*** Opening Source records ***
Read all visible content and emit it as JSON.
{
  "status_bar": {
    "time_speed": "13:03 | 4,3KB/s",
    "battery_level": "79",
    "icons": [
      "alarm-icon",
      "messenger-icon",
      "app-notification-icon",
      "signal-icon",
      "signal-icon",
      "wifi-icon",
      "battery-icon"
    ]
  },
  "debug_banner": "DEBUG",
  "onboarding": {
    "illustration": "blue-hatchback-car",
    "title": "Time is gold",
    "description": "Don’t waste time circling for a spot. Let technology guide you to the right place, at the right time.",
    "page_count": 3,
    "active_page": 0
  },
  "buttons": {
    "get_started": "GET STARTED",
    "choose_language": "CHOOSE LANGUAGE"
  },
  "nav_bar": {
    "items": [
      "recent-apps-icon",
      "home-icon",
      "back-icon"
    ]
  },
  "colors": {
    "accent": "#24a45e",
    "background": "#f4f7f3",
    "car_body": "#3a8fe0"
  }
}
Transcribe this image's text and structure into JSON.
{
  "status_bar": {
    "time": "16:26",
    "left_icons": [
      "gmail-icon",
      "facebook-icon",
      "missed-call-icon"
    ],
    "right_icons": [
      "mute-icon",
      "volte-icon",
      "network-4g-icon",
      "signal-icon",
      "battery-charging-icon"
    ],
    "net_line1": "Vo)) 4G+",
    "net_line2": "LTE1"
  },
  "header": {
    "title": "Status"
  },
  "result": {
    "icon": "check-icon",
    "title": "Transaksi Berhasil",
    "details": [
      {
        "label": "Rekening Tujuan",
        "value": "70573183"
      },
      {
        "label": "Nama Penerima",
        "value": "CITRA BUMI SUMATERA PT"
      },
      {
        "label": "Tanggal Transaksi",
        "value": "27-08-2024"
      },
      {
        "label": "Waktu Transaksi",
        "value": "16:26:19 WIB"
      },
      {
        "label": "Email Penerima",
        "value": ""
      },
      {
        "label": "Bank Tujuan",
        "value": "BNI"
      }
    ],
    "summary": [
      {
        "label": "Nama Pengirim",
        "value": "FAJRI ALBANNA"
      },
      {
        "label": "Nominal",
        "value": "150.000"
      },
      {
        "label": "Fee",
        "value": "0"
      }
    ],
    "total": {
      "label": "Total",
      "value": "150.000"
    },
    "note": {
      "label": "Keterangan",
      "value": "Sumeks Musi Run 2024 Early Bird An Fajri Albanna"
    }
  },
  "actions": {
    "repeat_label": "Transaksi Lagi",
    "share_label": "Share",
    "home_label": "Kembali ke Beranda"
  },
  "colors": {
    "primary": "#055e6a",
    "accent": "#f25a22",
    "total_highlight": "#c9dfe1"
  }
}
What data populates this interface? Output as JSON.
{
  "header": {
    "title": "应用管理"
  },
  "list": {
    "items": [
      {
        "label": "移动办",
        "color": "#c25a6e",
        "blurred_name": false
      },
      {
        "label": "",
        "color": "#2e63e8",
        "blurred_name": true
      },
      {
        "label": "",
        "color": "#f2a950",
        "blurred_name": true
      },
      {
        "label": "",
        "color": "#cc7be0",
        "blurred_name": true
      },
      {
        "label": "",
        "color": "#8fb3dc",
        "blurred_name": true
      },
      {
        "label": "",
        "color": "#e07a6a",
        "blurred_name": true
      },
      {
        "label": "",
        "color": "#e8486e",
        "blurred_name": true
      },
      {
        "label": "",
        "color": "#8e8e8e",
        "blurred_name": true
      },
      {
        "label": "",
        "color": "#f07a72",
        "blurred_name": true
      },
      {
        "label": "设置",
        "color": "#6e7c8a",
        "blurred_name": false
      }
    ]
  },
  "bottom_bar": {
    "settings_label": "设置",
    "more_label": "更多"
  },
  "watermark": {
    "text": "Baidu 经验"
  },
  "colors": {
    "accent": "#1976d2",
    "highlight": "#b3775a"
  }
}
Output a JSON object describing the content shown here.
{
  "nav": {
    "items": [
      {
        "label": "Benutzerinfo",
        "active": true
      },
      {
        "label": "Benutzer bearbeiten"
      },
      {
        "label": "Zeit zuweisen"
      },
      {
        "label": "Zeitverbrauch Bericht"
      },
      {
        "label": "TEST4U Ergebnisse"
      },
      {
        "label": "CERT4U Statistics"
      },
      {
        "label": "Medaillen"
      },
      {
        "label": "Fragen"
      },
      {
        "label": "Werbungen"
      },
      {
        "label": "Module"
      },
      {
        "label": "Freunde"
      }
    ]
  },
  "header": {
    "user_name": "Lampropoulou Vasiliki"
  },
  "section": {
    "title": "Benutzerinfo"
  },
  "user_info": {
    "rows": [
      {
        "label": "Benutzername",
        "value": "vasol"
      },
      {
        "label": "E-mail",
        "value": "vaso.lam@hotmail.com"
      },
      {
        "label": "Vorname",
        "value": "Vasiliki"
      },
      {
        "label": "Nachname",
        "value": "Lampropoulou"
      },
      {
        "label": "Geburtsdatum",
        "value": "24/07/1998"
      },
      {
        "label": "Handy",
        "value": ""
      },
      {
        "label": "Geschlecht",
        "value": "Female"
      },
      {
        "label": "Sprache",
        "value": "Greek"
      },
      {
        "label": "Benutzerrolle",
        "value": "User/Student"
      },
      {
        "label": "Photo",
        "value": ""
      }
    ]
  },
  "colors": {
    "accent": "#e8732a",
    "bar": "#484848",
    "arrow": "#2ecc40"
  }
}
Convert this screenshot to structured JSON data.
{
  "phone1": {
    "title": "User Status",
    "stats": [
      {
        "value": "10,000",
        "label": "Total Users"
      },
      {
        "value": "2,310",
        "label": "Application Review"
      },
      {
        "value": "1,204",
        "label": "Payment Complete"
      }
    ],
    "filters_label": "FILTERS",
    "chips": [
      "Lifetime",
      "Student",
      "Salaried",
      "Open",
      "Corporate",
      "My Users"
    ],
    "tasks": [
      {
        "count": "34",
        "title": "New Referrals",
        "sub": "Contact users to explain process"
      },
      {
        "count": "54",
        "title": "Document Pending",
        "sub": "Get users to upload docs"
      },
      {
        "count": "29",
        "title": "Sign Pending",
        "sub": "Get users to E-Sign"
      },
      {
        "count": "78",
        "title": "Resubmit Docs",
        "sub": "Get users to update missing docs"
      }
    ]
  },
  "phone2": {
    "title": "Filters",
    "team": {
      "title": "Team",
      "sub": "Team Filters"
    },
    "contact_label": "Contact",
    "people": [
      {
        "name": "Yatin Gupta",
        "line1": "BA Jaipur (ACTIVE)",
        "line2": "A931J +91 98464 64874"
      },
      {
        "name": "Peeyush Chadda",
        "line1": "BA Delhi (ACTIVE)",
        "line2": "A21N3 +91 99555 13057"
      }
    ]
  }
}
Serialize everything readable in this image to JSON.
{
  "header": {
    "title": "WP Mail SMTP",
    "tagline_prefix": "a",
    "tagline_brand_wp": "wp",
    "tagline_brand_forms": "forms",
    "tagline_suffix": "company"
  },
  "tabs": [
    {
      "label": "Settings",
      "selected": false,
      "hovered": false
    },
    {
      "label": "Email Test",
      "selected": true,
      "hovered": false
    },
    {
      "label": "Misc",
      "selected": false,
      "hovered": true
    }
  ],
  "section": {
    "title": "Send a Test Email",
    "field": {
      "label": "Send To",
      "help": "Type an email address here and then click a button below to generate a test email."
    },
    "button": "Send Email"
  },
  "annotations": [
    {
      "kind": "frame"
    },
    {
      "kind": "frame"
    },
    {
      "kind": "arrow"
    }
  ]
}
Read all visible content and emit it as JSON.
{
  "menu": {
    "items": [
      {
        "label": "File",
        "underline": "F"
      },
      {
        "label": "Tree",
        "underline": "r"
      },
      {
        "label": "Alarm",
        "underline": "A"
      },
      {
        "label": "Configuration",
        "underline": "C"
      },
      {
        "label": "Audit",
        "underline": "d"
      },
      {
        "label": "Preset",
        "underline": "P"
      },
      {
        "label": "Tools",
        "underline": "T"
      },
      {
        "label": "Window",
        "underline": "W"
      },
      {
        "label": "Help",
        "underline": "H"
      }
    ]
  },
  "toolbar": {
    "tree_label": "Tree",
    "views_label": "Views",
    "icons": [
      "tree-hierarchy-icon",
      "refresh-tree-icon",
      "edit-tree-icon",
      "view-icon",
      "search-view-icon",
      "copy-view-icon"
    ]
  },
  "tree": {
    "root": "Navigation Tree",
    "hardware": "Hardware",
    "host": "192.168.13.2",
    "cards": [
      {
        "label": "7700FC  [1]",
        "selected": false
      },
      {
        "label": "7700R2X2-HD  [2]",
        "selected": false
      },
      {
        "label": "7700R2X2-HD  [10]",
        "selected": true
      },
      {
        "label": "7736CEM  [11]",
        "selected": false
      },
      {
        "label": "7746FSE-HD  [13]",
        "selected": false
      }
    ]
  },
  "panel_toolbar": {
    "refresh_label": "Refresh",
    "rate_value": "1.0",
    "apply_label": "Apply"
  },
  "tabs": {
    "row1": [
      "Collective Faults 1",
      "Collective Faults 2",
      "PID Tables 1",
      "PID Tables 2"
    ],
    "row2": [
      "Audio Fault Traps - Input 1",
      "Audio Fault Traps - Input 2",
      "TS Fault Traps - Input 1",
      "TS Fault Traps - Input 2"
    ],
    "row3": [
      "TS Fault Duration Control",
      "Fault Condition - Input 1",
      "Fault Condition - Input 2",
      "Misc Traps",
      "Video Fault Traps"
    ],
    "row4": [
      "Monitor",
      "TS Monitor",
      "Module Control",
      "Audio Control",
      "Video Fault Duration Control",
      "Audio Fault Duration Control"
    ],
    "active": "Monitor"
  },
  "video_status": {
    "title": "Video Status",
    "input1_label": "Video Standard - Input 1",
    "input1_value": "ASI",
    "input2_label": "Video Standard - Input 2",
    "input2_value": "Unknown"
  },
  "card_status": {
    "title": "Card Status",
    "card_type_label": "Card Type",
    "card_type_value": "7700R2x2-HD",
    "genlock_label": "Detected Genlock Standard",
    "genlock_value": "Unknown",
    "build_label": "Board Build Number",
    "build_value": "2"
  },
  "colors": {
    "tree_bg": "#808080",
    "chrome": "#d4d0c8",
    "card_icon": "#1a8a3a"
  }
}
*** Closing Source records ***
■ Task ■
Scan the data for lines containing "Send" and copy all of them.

■ Exercise answer ■
    "title": "Send a Test Email",
      "label": "Send To",
    "button": "Send Email"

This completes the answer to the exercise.